UI library receives grant to catalog rare book collection

By Faraz Mirza

The University of Illinois’ Rare Book and Manuscript Library received a $498,942 grant to catalog the library’s Cavagna Collection – a collection of more than 20,000 rare Italian books from the 16th to 19th centuries – and make them accessible to scholars.

Funded by the Council on Library and Information Resources, the UIUC Library’s project was one of the 19 out of 92 grant applications that received funding from the Cataloging Hidden Special Collections and Archives grant program in 2014. The grant is also supported by the Andrew W. Mellon Foundation.

Valerie Hotchkiss, director of the Rare Book & Manuscript Library, said the books were “unknown to the world” at this point, and making them available to people would be a significant contribution.

“It’s probably the most important collection of books in the United States on northern Italian history, literature and theatre,” Hotchkiss said.

The library, which will also digitize the cataloged collection “eventually,” has already cataloged about 7,000 volumes as a pilot project in preparation for the grant application, Hotchkiss said. The cataloging of this collection will begin in January.

Get The Daily Illini in your inbox!

  • Catch the latest on University of Illinois news, sports, and more. Delivered every weekday.
  • Stay up to date on all things Illini sports. Delivered every Monday.
This site is protected by reCAPTCHA and the Google Privacy Policy and Terms of Service apply.
Thank you for subscribing!
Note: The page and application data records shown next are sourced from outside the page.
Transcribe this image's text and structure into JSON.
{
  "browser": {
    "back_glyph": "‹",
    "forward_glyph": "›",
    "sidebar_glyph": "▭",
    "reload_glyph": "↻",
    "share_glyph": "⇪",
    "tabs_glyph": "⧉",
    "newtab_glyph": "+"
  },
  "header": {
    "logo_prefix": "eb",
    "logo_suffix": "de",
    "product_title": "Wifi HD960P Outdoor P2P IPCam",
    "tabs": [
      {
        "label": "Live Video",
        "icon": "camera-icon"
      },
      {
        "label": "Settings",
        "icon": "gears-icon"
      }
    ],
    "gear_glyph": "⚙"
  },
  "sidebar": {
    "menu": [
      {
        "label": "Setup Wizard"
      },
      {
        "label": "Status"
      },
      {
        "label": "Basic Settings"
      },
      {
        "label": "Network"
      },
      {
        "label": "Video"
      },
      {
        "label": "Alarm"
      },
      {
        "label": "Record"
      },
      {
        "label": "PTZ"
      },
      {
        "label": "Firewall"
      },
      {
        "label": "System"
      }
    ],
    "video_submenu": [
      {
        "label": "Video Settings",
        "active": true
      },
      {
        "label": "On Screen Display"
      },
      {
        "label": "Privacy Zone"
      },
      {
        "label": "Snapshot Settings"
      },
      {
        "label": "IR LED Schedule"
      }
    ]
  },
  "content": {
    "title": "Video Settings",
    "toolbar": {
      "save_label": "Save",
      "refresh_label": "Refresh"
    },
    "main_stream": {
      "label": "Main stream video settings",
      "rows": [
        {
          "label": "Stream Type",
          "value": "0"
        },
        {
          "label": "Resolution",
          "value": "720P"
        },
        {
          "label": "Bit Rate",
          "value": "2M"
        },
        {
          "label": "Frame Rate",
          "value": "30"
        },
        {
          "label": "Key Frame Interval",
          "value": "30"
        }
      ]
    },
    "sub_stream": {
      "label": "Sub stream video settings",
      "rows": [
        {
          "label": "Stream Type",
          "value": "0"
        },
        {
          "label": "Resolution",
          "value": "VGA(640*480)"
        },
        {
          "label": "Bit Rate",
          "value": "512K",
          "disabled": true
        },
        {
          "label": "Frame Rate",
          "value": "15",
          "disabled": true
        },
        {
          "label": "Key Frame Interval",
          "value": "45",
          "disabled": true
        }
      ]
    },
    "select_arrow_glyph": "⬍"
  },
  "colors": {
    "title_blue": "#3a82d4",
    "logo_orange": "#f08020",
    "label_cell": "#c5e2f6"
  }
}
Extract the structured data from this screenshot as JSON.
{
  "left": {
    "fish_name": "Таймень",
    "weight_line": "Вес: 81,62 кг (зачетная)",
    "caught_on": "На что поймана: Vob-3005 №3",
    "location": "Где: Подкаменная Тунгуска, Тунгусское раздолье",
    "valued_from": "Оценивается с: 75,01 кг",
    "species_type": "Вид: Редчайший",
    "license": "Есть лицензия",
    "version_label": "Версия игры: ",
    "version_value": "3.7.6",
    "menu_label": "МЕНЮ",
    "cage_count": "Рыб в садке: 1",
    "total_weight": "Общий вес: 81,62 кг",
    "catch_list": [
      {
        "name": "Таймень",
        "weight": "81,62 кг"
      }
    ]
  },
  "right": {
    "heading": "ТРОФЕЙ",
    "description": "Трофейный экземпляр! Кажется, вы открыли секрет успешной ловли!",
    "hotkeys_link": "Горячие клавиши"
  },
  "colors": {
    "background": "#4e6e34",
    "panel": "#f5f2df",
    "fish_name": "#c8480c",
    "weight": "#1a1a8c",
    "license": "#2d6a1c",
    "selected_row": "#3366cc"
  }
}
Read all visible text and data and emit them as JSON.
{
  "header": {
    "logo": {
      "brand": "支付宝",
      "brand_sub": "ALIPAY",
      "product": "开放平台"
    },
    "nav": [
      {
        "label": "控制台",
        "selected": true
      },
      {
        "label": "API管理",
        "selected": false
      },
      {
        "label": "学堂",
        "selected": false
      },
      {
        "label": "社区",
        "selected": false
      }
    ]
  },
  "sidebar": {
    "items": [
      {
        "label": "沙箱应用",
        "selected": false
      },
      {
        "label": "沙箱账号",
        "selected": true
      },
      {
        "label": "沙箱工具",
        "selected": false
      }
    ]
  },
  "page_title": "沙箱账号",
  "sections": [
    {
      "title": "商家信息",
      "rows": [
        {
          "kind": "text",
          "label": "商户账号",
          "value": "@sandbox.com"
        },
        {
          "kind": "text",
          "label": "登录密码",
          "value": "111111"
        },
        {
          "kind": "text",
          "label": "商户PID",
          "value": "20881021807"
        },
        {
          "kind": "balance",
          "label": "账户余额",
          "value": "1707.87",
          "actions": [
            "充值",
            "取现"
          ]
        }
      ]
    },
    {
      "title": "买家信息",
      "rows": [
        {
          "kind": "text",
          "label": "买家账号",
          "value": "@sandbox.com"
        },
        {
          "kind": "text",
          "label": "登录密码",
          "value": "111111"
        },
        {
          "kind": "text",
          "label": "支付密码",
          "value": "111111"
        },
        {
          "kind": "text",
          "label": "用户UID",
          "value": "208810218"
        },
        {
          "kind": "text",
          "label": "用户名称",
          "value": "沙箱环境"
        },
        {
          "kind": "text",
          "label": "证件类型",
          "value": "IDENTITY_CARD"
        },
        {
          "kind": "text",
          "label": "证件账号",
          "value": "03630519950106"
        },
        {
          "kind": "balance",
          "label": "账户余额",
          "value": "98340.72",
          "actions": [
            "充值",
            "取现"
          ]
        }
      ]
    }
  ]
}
Although most of the books and manuscripts are in Italian, Hotchkiss said, some are also in Latin because it was a more universally used language during that time period. Many were also written in disappearing Italian dialects and are valuable to linguists.

“It’s really important for students, scholars and researchers that we make this accessible, because in some cases, its the only known copy of a printed book,” Hotchkiss said.

Some of the items in the collection are the sole remaining copies in existence, while others are the last copies in North America. One such item in the collection is a document from 1750 of a well-known legal case in Italy, which involved a husband’s written account criticizing medical treatment received by his wife, who died subsequently. Though he was forced to burn nearly all copies, the Library’s copy is one of two copies that remains.

The collection was purchased by the library in 1921.

“We’re really grateful to the Council on Library and Information Resources for giving us this big grant,” Hotchkiss said.